WHAT YOU NEED TO DO:
Copy each line of the listing where the word "Build" can be found.
========================
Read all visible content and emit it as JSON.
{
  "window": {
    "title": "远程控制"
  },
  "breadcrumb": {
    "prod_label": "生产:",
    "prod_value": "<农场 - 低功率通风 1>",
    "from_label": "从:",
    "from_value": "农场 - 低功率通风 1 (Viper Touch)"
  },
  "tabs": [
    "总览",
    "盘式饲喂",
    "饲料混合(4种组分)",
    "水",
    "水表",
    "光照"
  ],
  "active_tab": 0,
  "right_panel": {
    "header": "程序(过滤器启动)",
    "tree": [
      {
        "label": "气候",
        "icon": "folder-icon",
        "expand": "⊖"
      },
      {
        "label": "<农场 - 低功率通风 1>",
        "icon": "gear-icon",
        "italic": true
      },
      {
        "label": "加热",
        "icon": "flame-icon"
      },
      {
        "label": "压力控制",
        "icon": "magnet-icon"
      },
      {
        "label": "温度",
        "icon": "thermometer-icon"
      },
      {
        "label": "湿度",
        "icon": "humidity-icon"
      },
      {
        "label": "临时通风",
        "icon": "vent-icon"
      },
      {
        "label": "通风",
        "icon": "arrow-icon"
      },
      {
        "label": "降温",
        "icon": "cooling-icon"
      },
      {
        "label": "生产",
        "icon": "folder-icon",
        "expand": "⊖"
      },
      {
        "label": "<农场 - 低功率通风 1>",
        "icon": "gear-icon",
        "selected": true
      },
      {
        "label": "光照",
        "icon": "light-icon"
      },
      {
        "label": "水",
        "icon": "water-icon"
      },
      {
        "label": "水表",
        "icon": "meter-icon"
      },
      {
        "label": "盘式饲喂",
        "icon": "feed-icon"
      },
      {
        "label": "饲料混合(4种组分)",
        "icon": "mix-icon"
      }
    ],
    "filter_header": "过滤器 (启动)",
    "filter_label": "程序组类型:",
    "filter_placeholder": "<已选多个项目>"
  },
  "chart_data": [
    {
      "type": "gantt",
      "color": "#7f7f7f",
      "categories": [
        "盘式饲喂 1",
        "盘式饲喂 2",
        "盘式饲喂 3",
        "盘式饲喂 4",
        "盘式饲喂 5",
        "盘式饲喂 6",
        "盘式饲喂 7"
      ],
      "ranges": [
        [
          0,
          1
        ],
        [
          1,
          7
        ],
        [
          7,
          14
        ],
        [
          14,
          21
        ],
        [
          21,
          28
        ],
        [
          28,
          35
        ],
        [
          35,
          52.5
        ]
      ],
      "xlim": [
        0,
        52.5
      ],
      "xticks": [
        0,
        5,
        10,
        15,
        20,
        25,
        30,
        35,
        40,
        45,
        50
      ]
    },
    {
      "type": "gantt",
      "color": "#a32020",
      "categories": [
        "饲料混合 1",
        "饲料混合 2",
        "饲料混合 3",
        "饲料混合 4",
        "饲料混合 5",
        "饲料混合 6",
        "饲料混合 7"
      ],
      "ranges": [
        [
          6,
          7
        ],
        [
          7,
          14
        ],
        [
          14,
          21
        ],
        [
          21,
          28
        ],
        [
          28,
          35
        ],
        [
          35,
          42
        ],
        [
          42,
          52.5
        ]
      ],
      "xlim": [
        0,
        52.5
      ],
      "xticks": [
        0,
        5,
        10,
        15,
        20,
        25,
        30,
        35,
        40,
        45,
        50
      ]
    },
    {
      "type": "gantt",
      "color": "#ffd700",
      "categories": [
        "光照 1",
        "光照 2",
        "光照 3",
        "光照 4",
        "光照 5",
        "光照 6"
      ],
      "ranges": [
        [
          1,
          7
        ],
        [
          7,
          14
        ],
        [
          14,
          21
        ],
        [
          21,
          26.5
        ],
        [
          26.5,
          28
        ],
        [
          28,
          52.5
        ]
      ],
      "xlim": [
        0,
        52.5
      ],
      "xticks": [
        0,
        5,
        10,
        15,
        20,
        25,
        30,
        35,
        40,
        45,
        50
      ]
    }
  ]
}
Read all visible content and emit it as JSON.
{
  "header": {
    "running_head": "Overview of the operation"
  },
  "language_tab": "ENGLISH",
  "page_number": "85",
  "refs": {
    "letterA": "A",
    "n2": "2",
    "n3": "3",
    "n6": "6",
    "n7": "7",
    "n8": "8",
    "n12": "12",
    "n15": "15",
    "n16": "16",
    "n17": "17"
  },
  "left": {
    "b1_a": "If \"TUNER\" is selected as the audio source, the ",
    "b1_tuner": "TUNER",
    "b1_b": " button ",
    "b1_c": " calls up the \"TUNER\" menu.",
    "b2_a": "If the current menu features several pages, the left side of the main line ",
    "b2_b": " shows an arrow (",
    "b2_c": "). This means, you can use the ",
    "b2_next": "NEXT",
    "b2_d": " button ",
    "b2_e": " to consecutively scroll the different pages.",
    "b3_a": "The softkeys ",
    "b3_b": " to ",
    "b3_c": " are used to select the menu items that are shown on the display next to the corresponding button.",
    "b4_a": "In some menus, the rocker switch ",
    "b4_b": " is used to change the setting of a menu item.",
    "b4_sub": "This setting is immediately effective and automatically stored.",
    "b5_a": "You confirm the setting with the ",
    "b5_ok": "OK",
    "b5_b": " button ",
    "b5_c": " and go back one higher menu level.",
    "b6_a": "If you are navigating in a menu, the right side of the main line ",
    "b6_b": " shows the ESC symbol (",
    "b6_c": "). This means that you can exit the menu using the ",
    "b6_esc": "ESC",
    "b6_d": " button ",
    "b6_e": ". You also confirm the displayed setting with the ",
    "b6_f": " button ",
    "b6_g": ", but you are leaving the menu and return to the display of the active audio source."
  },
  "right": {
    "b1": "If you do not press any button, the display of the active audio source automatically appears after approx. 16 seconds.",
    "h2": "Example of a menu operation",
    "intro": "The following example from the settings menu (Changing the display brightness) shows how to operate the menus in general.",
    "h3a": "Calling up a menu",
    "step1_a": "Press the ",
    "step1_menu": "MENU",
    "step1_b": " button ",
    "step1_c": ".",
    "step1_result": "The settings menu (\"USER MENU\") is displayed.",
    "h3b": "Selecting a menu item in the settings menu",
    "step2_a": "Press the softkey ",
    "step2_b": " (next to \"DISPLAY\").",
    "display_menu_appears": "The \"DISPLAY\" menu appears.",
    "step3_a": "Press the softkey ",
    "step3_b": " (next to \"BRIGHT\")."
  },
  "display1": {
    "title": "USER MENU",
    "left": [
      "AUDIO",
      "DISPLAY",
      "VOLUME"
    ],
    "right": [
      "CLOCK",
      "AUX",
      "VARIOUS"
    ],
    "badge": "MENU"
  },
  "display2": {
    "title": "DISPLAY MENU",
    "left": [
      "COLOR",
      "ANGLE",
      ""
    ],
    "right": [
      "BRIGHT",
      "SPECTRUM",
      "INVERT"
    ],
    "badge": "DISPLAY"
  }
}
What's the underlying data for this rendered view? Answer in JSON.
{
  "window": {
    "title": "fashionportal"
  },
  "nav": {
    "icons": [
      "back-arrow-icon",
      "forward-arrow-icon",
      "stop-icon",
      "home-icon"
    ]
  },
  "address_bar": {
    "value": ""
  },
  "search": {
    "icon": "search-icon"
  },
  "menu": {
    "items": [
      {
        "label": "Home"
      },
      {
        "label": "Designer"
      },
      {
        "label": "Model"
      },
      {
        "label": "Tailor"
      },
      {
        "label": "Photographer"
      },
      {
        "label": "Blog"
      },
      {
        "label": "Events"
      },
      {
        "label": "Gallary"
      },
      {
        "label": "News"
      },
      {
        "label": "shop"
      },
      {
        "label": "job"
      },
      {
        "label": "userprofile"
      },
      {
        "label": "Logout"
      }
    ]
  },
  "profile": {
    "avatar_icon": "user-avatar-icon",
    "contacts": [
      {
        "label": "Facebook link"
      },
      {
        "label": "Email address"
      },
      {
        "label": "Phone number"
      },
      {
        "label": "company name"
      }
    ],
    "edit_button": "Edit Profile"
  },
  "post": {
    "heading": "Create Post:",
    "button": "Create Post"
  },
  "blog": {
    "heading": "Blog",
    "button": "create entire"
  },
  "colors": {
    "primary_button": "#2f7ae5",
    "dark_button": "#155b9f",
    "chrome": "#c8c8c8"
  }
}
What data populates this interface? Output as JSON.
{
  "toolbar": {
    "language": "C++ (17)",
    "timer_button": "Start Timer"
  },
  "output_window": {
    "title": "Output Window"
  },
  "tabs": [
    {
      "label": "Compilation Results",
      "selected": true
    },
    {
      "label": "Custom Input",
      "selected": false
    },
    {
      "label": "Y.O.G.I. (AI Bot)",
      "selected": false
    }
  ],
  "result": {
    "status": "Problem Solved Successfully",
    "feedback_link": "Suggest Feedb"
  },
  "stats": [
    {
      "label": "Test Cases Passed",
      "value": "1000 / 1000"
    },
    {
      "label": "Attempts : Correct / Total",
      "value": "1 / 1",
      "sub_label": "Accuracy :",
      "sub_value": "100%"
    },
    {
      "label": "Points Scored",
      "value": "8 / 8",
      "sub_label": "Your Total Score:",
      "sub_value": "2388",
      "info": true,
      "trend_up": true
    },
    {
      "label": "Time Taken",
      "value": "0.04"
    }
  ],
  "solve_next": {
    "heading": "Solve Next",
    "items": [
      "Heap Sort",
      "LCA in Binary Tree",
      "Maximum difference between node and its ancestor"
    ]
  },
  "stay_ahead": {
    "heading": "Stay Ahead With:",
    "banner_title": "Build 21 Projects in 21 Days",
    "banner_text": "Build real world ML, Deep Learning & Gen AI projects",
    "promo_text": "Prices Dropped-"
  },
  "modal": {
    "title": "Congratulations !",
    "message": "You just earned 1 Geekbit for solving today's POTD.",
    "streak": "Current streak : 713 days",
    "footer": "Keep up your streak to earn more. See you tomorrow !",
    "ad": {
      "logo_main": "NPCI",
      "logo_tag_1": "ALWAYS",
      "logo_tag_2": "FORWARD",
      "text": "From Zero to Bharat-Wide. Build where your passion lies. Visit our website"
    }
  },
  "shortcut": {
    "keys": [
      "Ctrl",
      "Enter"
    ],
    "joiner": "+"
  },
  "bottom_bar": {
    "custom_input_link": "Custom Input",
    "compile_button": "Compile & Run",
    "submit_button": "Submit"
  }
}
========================
RESPONSE:
    "banner_title": "Build 21 Projects in 21 Days",
    "banner_text": "Build real world ML, Deep Learning & Gen AI projects",
      "text": "From Zero to Bharat-Wide. Build where your passion lies. Visit our website"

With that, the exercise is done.